  • Mind in Science: A History of Explanations of Psychology and Physics (1981), London: Weidenfeld and Nicolson; USA: CUP. Paperback, Peregrine (1984). (Macmillan Scientific Book Club choice). Transl. Italian, La Mente nella Scienze, Mondadori (1985).
  • Odd Perceptions [essays] (1986), London: Methuen. Paperback (1988) Routledge. (2nd edition 1990–91).
  • Creative Intelligences (1987), (ed. with Pauline Marstrand), London: Frances Pinter. ISBN 0-86187-673-3.
  • Oxford Companion to the Mind (1987), (ed., with Zangwill, O.), Oxford: OUP. [translated into Italian, French, Spanish. In TSP Softbacks, and other Book Clubs]. (Paperback 1998).
  • Evolution of the Eye and Visual System (1992), (ed. with John R. Cronly-Dillon), vol. 2 of Vision and Visual Dysfunction. London: Macmillan.
  • Even Odder Perceptions (1994), [essays]. London: Routledge.
  • The Artful Eye (1995), (ed. with J. Harris, P. Heard and D. Rose). Oxford: OUP
  • Mirrors in Mind (1997), Oxford: W. H. Freeman/Spektrum. (1998) Penguin.
  • The Mind Makers (1998), London: Weidenfeld and Nicolson.
  • Seeing Through Illusions (2009), OUP.
  • Main journal publications at


Year Degree
1950 M.A. (Cantab)
1983 D.Sc. (Bristol)

Honorary degrees[edit]

Year Honorary degree
1990 D. Univ. (Open)
D. Univ. (Stirling)
1993 LL.D (Bristol)
1996 D.Sc. (East Anglia)
D.Sc. (Exon)
1998 D.Univ. (York)
D.Sc. (U.M.I.S.T.)
1999 D.Sc. (Keele)
2000 D.Sc. (Edinburgh)


In 1953, he married Margaret Hope Pattison Muir, one son, one daughter (marriage dissolved 1966). In 1967, he married Freja Mary Balchin,[16] the daughter of writers Elizabeth and Nigel Balchin, (marriage dissolved 1976). Gregory is survived by two children (Mark and Romilly Gregory), two grandchildren (Luutsche Ozinga and Kiran Rogers) and his long term companion Priscilla Heard.[17]

See also[edit]


  1. ^ Brennan, J. (7 July 2010). "Richard Gregory (1923–2010)". The Psychologist. 23: 541.
  2. ^ Land, Michael F.; Heard, Priscilla (28 March 2018). "Richard Langton Gregory. 24 July 1923—17 May 2010". Biographical Memoirs of Fellows of the Royal Society. 64: 163–182. doi:10.1098/rsbm.2017.0034. ISSN 0080-4606.
  3. ^ "Richard Gregory: experimental psychologist". The Times. 19 May 2010. Retrieved 23 May 2010.
  4. ^ "Professor Richard Gregory". The UCL Centre for the History of Medicine.
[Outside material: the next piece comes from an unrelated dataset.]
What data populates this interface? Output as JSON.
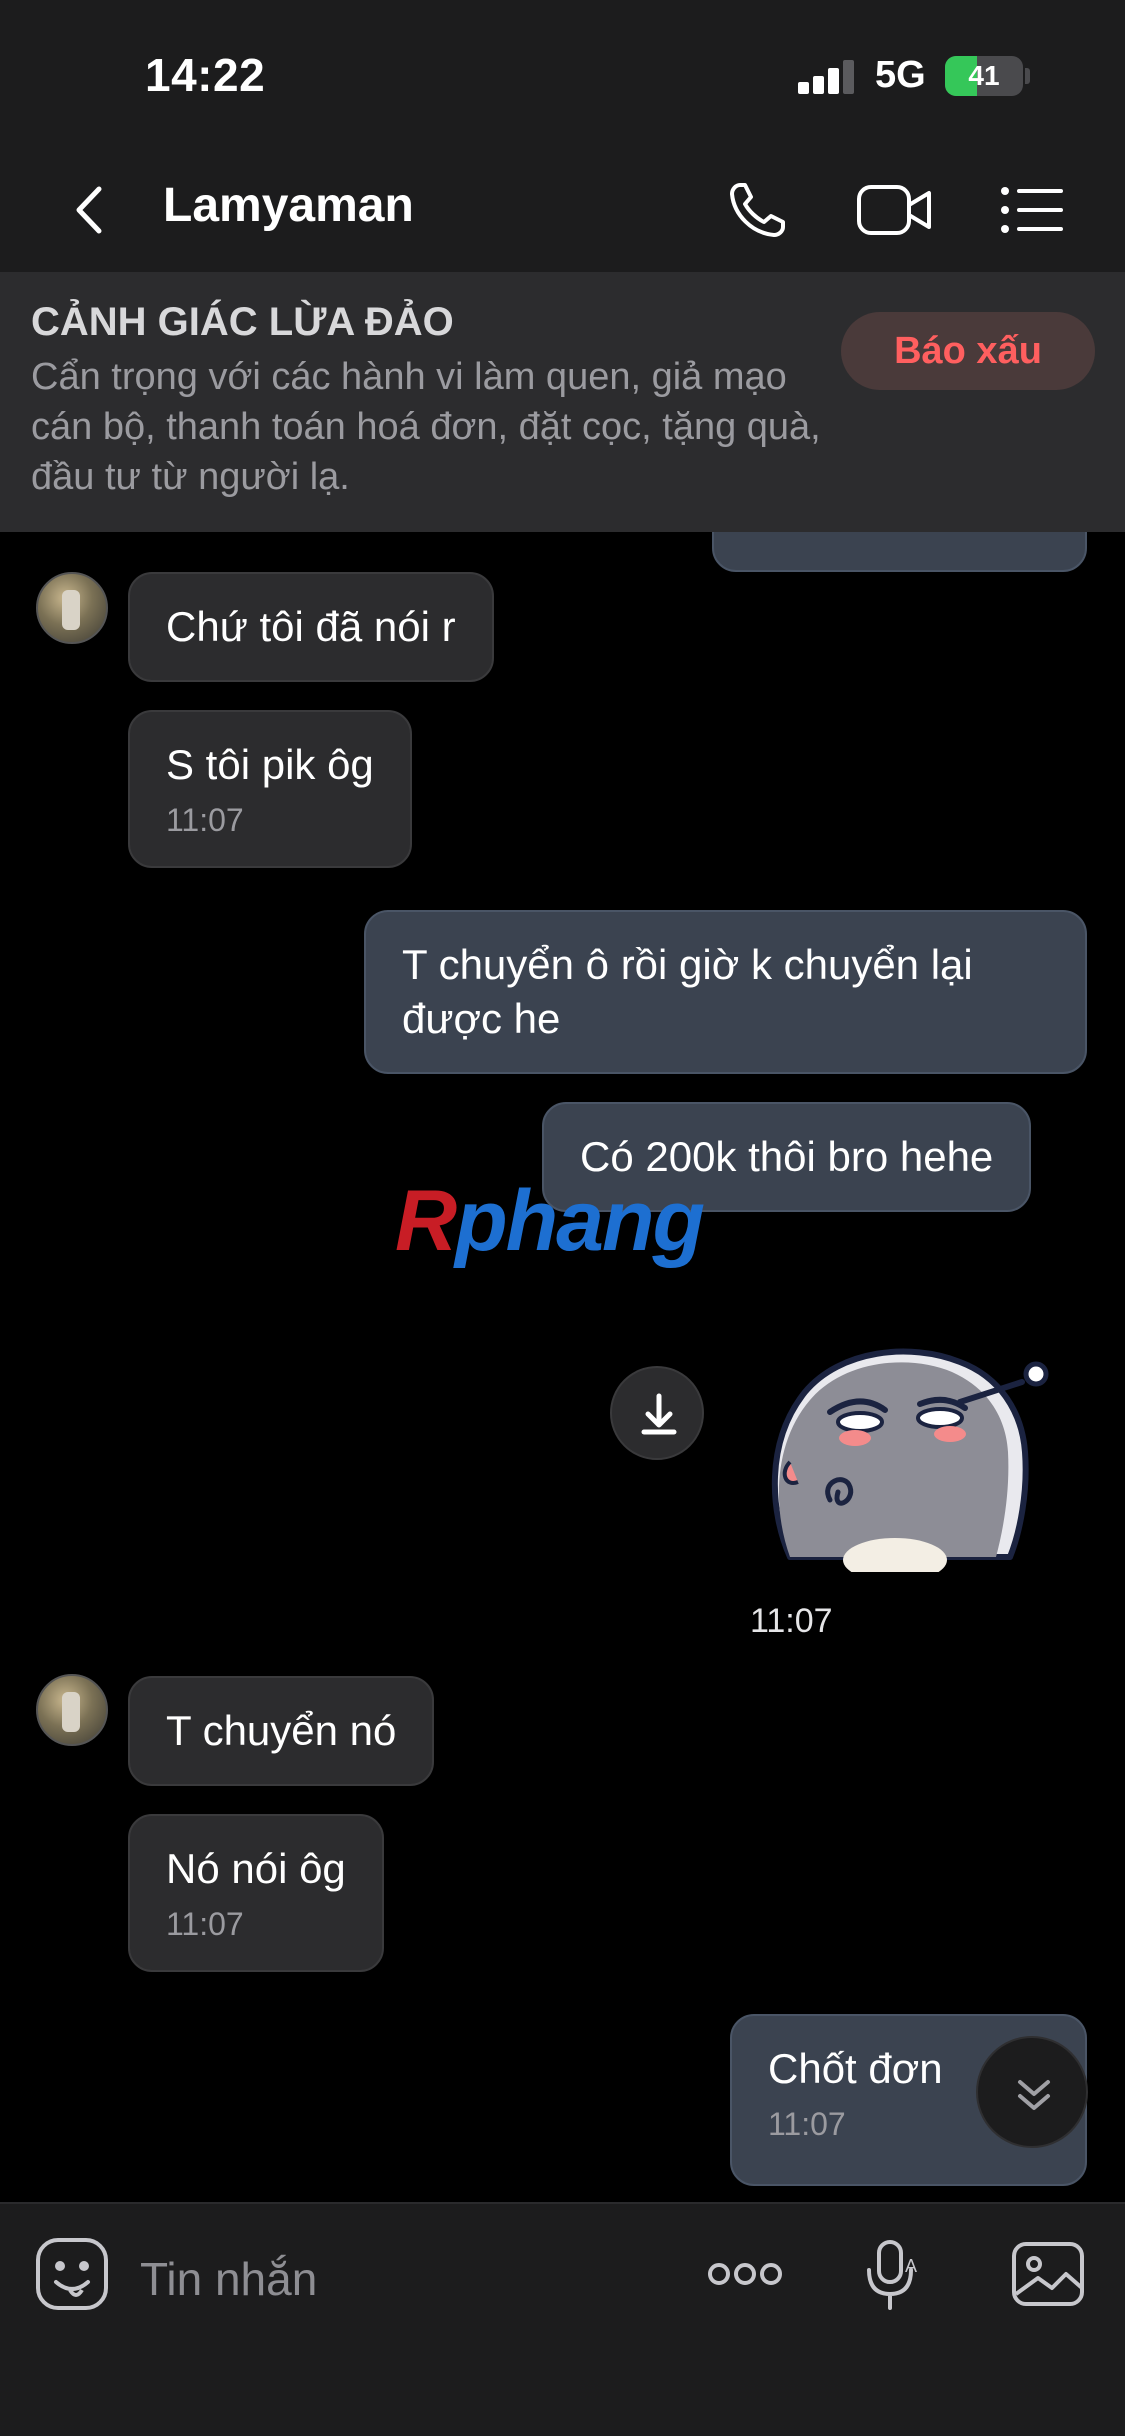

University College London. Retrieved 8 August 2016.
  5. ^ Gregory, R. L. "Reflections on Early Days: Past Perceptions". Experimental Psychology Society. Retrieved 11 November 2017.
  6. ^ "The Exploratory – History". Retrieved 8 August 2016.
  7. ^ "The Exploratory – History". Retrieved 24 December 2018.
  8. ^ "One on One with Richard Gregory", The Psychologist, vol. 21, no 6, June 2008, p. 568.
  9. ^ "Richard Gregory, Desert Island Discs – BBC Radio 4". BBC. Retrieved 28 December 2016.
  10. ^ Gregory R. L. (ed.) 1987. Oxford Companion to the Mind: see essay on 'Perception as hypotheses', p. 608. Oxford: OUP. ISBN 0-19-866124-X
  11. ^ Gregory R. L. 1966. Eye and Brain: the psychology of seeing. London: Weidenfeld & Nicolson; 5th edition 1997, Oxford University Press/Princeton University Press. ISBN 0-691-04837-1
  12. ^ Gregory R. L. 1970. The Intelligent Eye. London: Weidenfeld & Nicolson. ISBN 0-297-00021-7
  13. ^ Gregory R. L. 1974. Concepts and Mechanisms of Perception. London: Duckworth. [collected papers] ISBN 0-7156-0556-9
  14. ^ Transcript of interview with Gregory in "Today's Neuroscience, Tomorrow's History" Archive, Wellcome Trust 2008
  15. ^ Gregory, Richard (1 April 2006). "Bayes Window (4): Table of illusions". Perception. 35 (4): 431–432. doi:10.1068/p3504ed. PMID 16700285.
  16. ^ GRO Register of Marriages: JUN 1967 5d 1808 ST PANCRAS – Richard L. Gregory = Freja M. Balchin
  17. ^ "Professor Richard Gregory". Telegraph. 24 May 2010. Retrieved 13 October 2015.

External links[edit]